Exercise directions — From the first line to the last, retype the listing without any alteration.

Input data —
*** Block opens ***

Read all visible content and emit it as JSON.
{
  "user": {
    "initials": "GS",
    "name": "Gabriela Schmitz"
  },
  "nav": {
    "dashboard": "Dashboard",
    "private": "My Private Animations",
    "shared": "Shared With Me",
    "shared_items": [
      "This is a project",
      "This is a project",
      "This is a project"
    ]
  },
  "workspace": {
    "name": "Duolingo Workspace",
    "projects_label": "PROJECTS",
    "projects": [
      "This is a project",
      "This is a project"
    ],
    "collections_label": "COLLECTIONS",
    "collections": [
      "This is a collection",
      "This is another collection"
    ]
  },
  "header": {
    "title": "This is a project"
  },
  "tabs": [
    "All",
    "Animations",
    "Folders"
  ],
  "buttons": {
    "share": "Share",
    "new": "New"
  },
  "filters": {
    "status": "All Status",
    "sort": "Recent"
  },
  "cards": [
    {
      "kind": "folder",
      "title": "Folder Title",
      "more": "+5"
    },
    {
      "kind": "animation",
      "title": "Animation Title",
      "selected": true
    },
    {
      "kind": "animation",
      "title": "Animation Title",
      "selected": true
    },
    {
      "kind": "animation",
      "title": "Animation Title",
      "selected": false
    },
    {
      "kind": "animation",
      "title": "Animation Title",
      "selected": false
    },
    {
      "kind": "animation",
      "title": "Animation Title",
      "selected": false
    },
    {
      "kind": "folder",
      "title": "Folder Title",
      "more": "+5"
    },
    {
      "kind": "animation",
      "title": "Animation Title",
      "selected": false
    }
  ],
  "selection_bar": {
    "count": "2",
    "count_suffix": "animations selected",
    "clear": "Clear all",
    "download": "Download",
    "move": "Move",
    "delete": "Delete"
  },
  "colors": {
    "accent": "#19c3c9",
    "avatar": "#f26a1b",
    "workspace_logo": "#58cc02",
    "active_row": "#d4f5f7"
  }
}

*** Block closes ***

Answer to this task —
Read all visible content and emit it as JSON.
{
  "user": {
    "initials": "GS",
    "name": "Gabriela Schmitz"
  },
  "nav": {
    "dashboard": "Dashboard",
    "private": "My Private Animations",
    "shared": "Shared With Me",
    "shared_items": [
      "This is a project",
      "This is a project",
      "This is a project"
    ]
  },
  "workspace": {
    "name": "Duolingo Workspace",
    "projects_label": "PROJECTS",
    "projects": [
      "This is a project",
      "This is a project"
    ],
    "collections_label": "COLLECTIONS",
    "collections": [
      "This is a collection",
      "This is another collection"
    ]
  },
  "header": {
    "title": "This is a project"
  },
  "tabs": [
    "All",
    "Animations",
    "Folders"
  ],
  "buttons": {
    "share": "Share",
    "new": "New"
  },
  "filters": {
    "status": "All Status",
    "sort": "Recent"
  },
  "cards": [
    {
      "kind": "folder",
      "title": "Folder Title",
      "more": "+5"
    },
    {
      "kind": "animation",
      "title": "Animation Title",
      "selected": true
    },
    {
      "kind": "animation",
      "title": "Animation Title",
      "selected": true
    },
    {
      "kind": "animation",
      "title": "Animation Title",
      "selected": false
    },
    {
      "kind": "animation",
      "title": "Animation Title",
      "selected": false
    },
    {
      "kind": "animation",
      "title": "Animation Title",
      "selected": false
    },
    {
      "kind": "folder",
      "title": "Folder Title",
      "more": "+5"
    },
    {
      "kind": "animation",
      "title": "Animation Title",
      "selected": false
    }
  ],
  "selection_bar": {
    "count": "2",
    "count_suffix": "animations selected",
    "clear": "Clear all",
    "download": "Download",
    "move": "Move",
    "delete": "Delete"
  },
  "colors": {
    "accent": "#19c3c9",
    "avatar": "#f26a1b",
    "workspace_logo": "#58cc02",
    "active_row": "#d4f5f7"
  }
}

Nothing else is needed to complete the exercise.